This enables us to find answers to questions such as:

  • where do they come from
  • how long have they been in New Zealand
  • how often and when did they disperse from New Zealand to neighbouring islands or continents?

Dr. Steve Wagstaff from Landcare Research recently undertook a project to try and understand the origins of a New Zealand genus, the Dracophyllum, which is a tree and shrub genus best known to New Zealanders as ‘turpentine scrub’, ‘pineapple scrub’, or ‘Dr Seuss trees’.

The name Dracophyllum means ‘dragon-leaves’ and comes from the resemblance of the leaves to those of the dragon-tree (Dracaena draco), a monocot tree of Central America that is like our cabbage trees (Cordyline) species.

During the study, Dr Wagstaff and his colleagues sampled Dracophyllum in the following countries: New Zealand, Australia (including Tasmania), New Caledonia and Lord Howe Island.

From analysing the DNA from these plants, the early results indicate that the Dracophyllum lineage is about 20 million years old. It then dispersed from Australia to New Caledonia about 7.7 million years ago.

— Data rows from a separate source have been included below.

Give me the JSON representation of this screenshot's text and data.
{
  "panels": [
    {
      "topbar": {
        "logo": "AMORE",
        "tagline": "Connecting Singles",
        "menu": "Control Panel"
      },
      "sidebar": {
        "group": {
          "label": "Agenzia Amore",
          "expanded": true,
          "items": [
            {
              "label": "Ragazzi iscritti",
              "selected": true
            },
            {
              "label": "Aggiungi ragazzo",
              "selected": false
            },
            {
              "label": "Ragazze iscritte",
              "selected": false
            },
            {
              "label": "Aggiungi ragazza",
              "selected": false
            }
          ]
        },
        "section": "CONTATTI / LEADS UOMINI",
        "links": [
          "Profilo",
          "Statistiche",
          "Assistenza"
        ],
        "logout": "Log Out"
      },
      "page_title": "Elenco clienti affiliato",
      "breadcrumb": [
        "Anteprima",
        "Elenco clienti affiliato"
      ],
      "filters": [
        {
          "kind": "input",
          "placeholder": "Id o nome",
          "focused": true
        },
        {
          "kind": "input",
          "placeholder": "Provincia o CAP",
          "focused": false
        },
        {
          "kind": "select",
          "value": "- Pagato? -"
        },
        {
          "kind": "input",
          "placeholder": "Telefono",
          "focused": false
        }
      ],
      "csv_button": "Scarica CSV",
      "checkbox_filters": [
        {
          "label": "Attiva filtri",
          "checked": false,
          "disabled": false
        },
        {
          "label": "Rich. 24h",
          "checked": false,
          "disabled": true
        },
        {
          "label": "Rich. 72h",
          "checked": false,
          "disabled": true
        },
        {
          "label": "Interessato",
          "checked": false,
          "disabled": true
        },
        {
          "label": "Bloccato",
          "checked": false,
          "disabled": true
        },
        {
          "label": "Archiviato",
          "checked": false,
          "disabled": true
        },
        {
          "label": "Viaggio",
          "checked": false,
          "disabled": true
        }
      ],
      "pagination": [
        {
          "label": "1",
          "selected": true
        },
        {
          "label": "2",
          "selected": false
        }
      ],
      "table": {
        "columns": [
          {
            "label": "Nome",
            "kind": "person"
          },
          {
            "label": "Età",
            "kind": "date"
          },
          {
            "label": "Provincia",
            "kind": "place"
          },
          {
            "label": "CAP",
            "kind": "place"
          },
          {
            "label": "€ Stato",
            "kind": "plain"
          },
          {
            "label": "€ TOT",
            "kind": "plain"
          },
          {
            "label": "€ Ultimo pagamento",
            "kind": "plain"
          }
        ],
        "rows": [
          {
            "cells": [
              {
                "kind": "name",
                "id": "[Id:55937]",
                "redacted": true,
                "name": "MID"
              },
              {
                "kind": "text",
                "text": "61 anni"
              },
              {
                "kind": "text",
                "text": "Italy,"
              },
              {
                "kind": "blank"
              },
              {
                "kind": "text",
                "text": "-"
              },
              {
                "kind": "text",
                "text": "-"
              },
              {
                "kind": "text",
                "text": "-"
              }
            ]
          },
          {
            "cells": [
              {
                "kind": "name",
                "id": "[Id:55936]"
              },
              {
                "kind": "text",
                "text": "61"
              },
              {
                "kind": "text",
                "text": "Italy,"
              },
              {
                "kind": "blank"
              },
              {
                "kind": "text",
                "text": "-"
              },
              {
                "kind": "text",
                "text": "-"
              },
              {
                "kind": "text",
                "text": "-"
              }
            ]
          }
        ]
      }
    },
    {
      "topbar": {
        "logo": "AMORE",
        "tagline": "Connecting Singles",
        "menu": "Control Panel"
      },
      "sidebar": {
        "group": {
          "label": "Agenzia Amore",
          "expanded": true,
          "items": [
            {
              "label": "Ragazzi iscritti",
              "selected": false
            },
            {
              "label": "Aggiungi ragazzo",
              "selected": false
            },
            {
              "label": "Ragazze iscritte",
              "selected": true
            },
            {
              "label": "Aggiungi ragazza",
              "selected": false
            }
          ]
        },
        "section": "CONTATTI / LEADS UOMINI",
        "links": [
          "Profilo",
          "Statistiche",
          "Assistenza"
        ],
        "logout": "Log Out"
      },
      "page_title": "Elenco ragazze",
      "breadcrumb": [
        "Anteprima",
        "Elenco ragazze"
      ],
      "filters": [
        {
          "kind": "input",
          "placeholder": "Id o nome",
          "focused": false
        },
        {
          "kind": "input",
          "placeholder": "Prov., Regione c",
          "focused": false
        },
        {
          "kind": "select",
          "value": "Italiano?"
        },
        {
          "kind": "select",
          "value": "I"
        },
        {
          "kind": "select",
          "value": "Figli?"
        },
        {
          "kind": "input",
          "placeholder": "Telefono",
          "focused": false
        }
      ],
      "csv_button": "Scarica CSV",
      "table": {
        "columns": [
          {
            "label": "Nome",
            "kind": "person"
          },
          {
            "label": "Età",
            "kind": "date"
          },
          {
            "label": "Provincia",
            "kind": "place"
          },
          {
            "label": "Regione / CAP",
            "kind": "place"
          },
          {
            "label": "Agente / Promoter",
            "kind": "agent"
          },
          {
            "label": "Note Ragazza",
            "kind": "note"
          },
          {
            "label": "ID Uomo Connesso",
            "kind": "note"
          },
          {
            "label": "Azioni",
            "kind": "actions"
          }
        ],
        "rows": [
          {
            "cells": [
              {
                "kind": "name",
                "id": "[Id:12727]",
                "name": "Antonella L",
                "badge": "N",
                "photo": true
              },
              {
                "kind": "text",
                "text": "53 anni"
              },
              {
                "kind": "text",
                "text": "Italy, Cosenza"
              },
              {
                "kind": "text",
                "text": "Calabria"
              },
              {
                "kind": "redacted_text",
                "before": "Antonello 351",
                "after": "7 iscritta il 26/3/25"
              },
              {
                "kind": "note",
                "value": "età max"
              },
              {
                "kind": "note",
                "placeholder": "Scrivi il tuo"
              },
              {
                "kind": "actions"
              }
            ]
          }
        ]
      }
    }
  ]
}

However, Dr Wagstaff’s hunch is that Dracophyllum did not reach New Zealand until about 2.2 million years ago. That was at the beginning of the Pleistocene era when the mountains in New Zealand were starting to uplift, and the glaciations of that era also began. And at that time the Australian climate was becoming much drier and wetter mountain habits were forming in New Zealand.

One of the interesting results from the study is the importance of not studying New Zealand’s plants in isolation.

We can make incorrect interpretations of the New Zealand flora if we study it in isolation. The regional context allows us to appreciate how unique our flora is, but also how its history is strongly tied to the floras of nearby countries.

Dr Steve Wagstaff 

Useful link

To find out more, download this PPT presentation by Dr Wagstaff.

 

    Published 6 November 2007